§ **Instructions to follow**
Search the data below for the string "title". Extract every line that contains it.

§ **Materials provided**

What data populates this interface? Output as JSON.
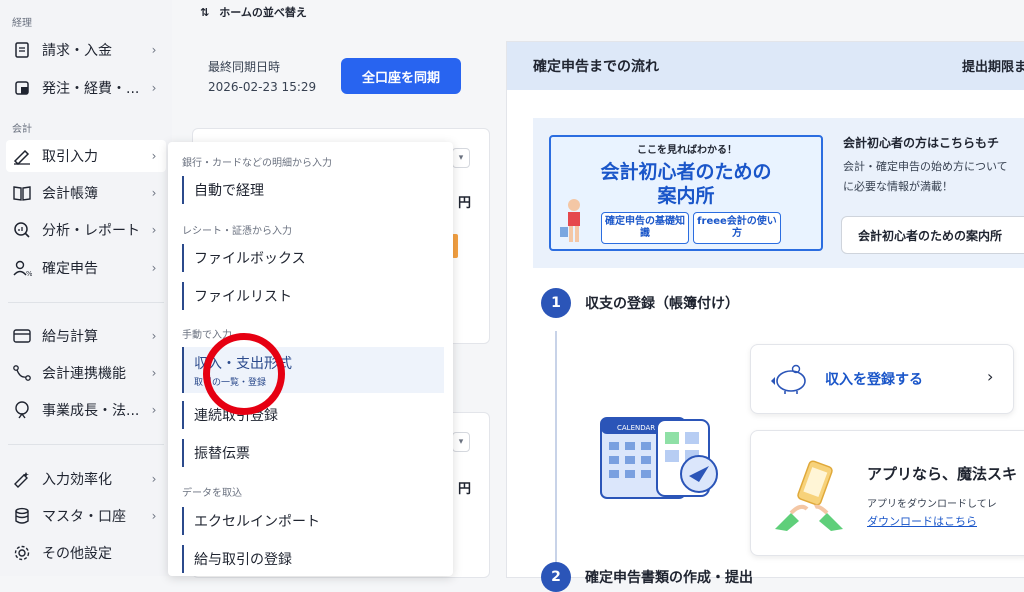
{
  "sidebar": {
    "sections": {
      "accounting": "経理",
      "bookkeeping": "会計"
    },
    "items": [
      {
        "label": "請求・入金",
        "icon": "document-icon"
      },
      {
        "label": "発注・経費・...",
        "icon": "receipt-icon"
      },
      {
        "label": "取引入力",
        "icon": "pen-icon"
      },
      {
        "label": "会計帳簿",
        "icon": "book-icon"
      },
      {
        "label": "分析・レポート",
        "icon": "analysis-icon"
      },
      {
        "label": "確定申告",
        "icon": "tax-return-icon"
      },
      {
        "label": "給与計算",
        "icon": "card-icon"
      },
      {
        "label": "会計連携機能",
        "icon": "link-icon"
      },
      {
        "label": "事業成長・法...",
        "icon": "growth-icon"
      },
      {
        "label": "入力効率化",
        "icon": "efficiency-icon"
      },
      {
        "label": "マスタ・口座",
        "icon": "database-icon"
      },
      {
        "label": "その他設定",
        "icon": "gear-icon"
      }
    ]
  },
  "header": {
    "sort_label": "ホームの並べ替え"
  },
  "sync": {
    "label": "最終同期日時",
    "datetime": "2026-02-23 15:29",
    "button": "全口座を同期"
  },
  "cards": {
    "yen1": "円",
    "yen2": "円"
  },
  "menu": {
    "categories": [
      "銀行・カードなどの明細から入力",
      "レシート・証憑から入力",
      "手動で入力",
      "データを取込"
    ],
    "items": [
      {
        "label": "自動で経理"
      },
      {
        "label": "ファイルボックス"
      },
      {
        "label": "ファイルリスト"
      },
      {
        "label": "収入・支出形式",
        "sub": "取引の一覧・登録"
      },
      {
        "label": "連続取引登録"
      },
      {
        "label": "振替伝票"
      },
      {
        "label": "エクセルインポート"
      },
      {
        "label": "給与取引の登録"
      }
    ]
  },
  "flow": {
    "title": "確定申告までの流れ",
    "deadline": "提出期限ま",
    "banner": {
      "kicker": "ここを見ればわかる！",
      "line1": "会計初心者のための",
      "line2": "案内所",
      "pill1": "確定申告の基礎知識",
      "pill2": "freee会計の使い方"
    },
    "beginner": {
      "title": "会計初心者の方はこちらもチ",
      "desc1": "会計・確定申告の始め方について",
      "desc2": "に必要な情報が満載！",
      "button": "会計初心者のための案内所"
    },
    "steps": [
      {
        "number": "1",
        "title": "収支の登録（帳簿付け）"
      },
      {
        "number": "2",
        "title": "確定申告書類の作成・提出"
      }
    ],
    "income_button": "収入を登録する",
    "app": {
      "title": "アプリなら、魔法スキ",
      "desc": "アプリをダウンロードしてレ",
      "link": "ダウンロードはこちら",
      "calendar": "CALENDAR"
    }
  },
  "colors": {
    "accent": "#2864f0",
    "highlight_ring": "#e60012",
    "flow_header": "#dde8f8"
  }
}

§ **Response to the task**
    "title": "確定申告までの流れ",
      "title": "会計初心者の方はこちらもチ",
        "title": "収支の登録（帳簿付け）"
        "title": "確定申告書類の作成・提出"
      "title": "アプリなら、魔法スキ",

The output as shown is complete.